● **Problem description**:
Verbatim reproduction of the entries is required; images must be omitted.

_ _ _ _ _ _ _

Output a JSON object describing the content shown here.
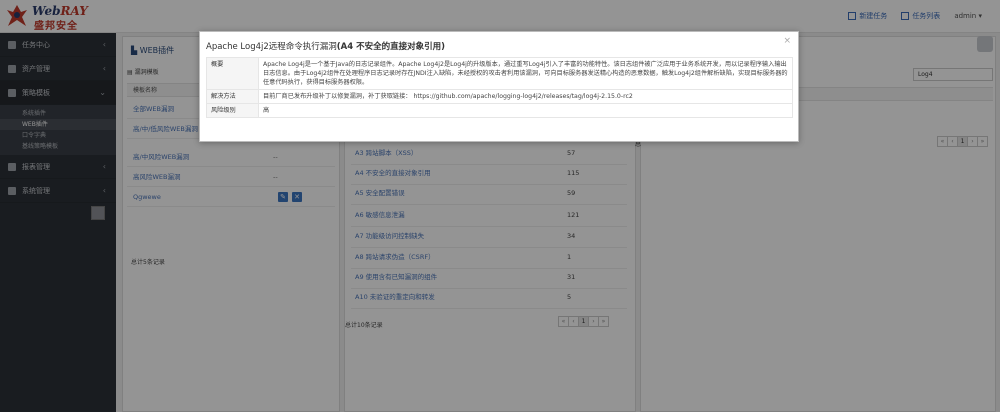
{
  "header": {
    "brand_prefix": "Web",
    "brand_suffix": "RAY",
    "brand_cn": "盛邦安全",
    "new_task": "新建任务",
    "task_list": "任务列表",
    "user": "admin",
    "user_caret": "▾"
  },
  "sidebar": {
    "items": [
      {
        "label": "任务中心",
        "caret": "‹"
      },
      {
        "label": "资产管理",
        "caret": "‹"
      },
      {
        "label": "策略模板",
        "caret": "⌄"
      },
      {
        "label": "报表管理",
        "caret": "‹"
      },
      {
        "label": "系统管理",
        "caret": "‹"
      }
    ],
    "sub_items": [
      "系统插件",
      "WEB插件",
      "口令字典",
      "基线策略模板"
    ]
  },
  "left_panel": {
    "title": "WEB插件",
    "subtitle": "漏洞模板",
    "column": "模板名称",
    "rows": [
      {
        "name": "全部WEB漏洞",
        "dash": ""
      },
      {
        "name": "高/中/低风险WEB漏洞",
        "dash": ""
      },
      {
        "name": "高/中风险WEB漏洞",
        "dash": "--"
      },
      {
        "name": "高风险WEB漏洞",
        "dash": "--"
      },
      {
        "name": "Qgwewe",
        "dash": ""
      }
    ],
    "total": "总计5条记录"
  },
  "mid_panel": {
    "rows": [
      {
        "name": "A3 跨站脚本（XSS）",
        "count": "57"
      },
      {
        "name": "A4 不安全的直接对象引用",
        "count": "115"
      },
      {
        "name": "A5 安全配置错误",
        "count": "59"
      },
      {
        "name": "A6 敏感信息泄漏",
        "count": "121"
      },
      {
        "name": "A7 功能级访问控制缺失",
        "count": "34"
      },
      {
        "name": "A8 跨站请求伪造（CSRF）",
        "count": "1"
      },
      {
        "name": "A9 使用含有已知漏洞的组件",
        "count": "31"
      },
      {
        "name": "A10 未验证的重定向和转发",
        "count": "5"
      }
    ],
    "total": "总计10条记录"
  },
  "right_panel": {
    "search_value": "Log4",
    "total_partial": "总"
  },
  "pager": {
    "first": "«",
    "prev": "‹",
    "page": "1",
    "next": "›",
    "last": "»"
  },
  "modal": {
    "title_plain": "Apache Log4j2远程命令执行漏洞",
    "title_bold": "(A4 不安全的直接对象引用)",
    "close": "×",
    "rows": [
      {
        "label": "概要",
        "value": "Apache Log4j是一个基于Java的日志记录组件。Apache Log4j2是Log4j的升级版本，通过重写Log4j引入了丰富的功能特性。该日志组件被广泛应用于业务系统开发，用以记录程序输入输出日志信息。由于Log4j2组件在处理程序日志记录时存在JNDI注入缺陷，未经授权的攻击者利用该漏洞，可向目标服务器发送精心构造的恶意数据，触发Log4j2组件解析缺陷，实现目标服务器的任意代码执行，获得目标服务器权限。"
      },
      {
        "label": "解决方法",
        "value": "目前厂商已发布升级补丁以修复漏洞，补丁获取链接： https://github.com/apache/logging-log4j2/releases/tag/log4j-2.15.0-rc2"
      },
      {
        "label": "风险级别",
        "value": "高"
      }
    ]
  }
}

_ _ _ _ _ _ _

● **Output for this exercise**:
Output a JSON object describing the content shown here.
{
  "header": {
    "brand_prefix": "Web",
    "brand_suffix": "RAY",
    "brand_cn": "盛邦安全",
    "new_task": "新建任务",
    "task_list": "任务列表",
    "user": "admin",
    "user_caret": "▾"
  },
  "sidebar": {
    "items": [
      {
        "label": "任务中心",
        "caret": "‹"
      },
      {
        "label": "资产管理",
        "caret": "‹"
      },
      {
        "label": "策略模板",
        "caret": "⌄"
      },
      {
        "label": "报表管理",
        "caret": "‹"
      },
      {
        "label": "系统管理",
        "caret": "‹"
      }
    ],
    "sub_items": [
      "系统插件",
      "WEB插件",
      "口令字典",
      "基线策略模板"
    ]
  },
  "left_panel": {
    "title": "WEB插件",
    "subtitle": "漏洞模板",
    "column": "模板名称",
    "rows": [
      {
        "name": "全部WEB漏洞",
        "dash": ""
      },
      {
        "name": "高/中/低风险WEB漏洞",
        "dash": ""
      },
      {
        "name": "高/中风险WEB漏洞",
        "dash": "--"
      },
      {
        "name": "高风险WEB漏洞",
        "dash": "--"
      },
      {
        "name": "Qgwewe",
        "dash": ""
      }
    ],
    "total": "总计5条记录"
  },
  "mid_panel": {
    "rows": [
      {
        "name": "A3 跨站脚本（XSS）",
        "count": "57"
      },
      {
        "name": "A4 不安全的直接对象引用",
        "count": "115"
      },
      {
        "name": "A5 安全配置错误",
        "count": "59"
      },
      {
        "name": "A6 敏感信息泄漏",
        "count": "121"
      },
      {
        "name": "A7 功能级访问控制缺失",
        "count": "34"
      },
      {
        "name": "A8 跨站请求伪造（CSRF）",
        "count": "1"
      },
      {
        "name": "A9 使用含有已知漏洞的组件",
        "count": "31"
      },
      {
        "name": "A10 未验证的重定向和转发",
        "count": "5"
      }
    ],
    "total": "总计10条记录"
  },
  "right_panel": {
    "search_value": "Log4",
    "total_partial": "总"
  },
  "pager": {
    "first": "«",
    "prev": "‹",
    "page": "1",
    "next": "›",
    "last": "»"
  },
  "modal": {
    "title_plain": "Apache Log4j2远程命令执行漏洞",
    "title_bold": "(A4 不安全的直接对象引用)",
    "close": "×",
    "rows": [
      {
        "label": "概要",
        "value": "Apache Log4j是一个基于Java的日志记录组件。Apache Log4j2是Log4j的升级版本，通过重写Log4j引入了丰富的功能特性。该日志组件被广泛应用于业务系统开发，用以记录程序输入输出日志信息。由于Log4j2组件在处理程序日志记录时存在JNDI注入缺陷，未经授权的攻击者利用该漏洞，可向目标服务器发送精心构造的恶意数据，触发Log4j2组件解析缺陷，实现目标服务器的任意代码执行，获得目标服务器权限。"
      },
      {
        "label": "解决方法",
        "value": "目前厂商已发布升级补丁以修复漏洞，补丁获取链接： https://github.com/apache/logging-log4j2/releases/tag/log4j-2.15.0-rc2"
      },
      {
        "label": "风险级别",
        "value": "高"
      }
    ]
  }
}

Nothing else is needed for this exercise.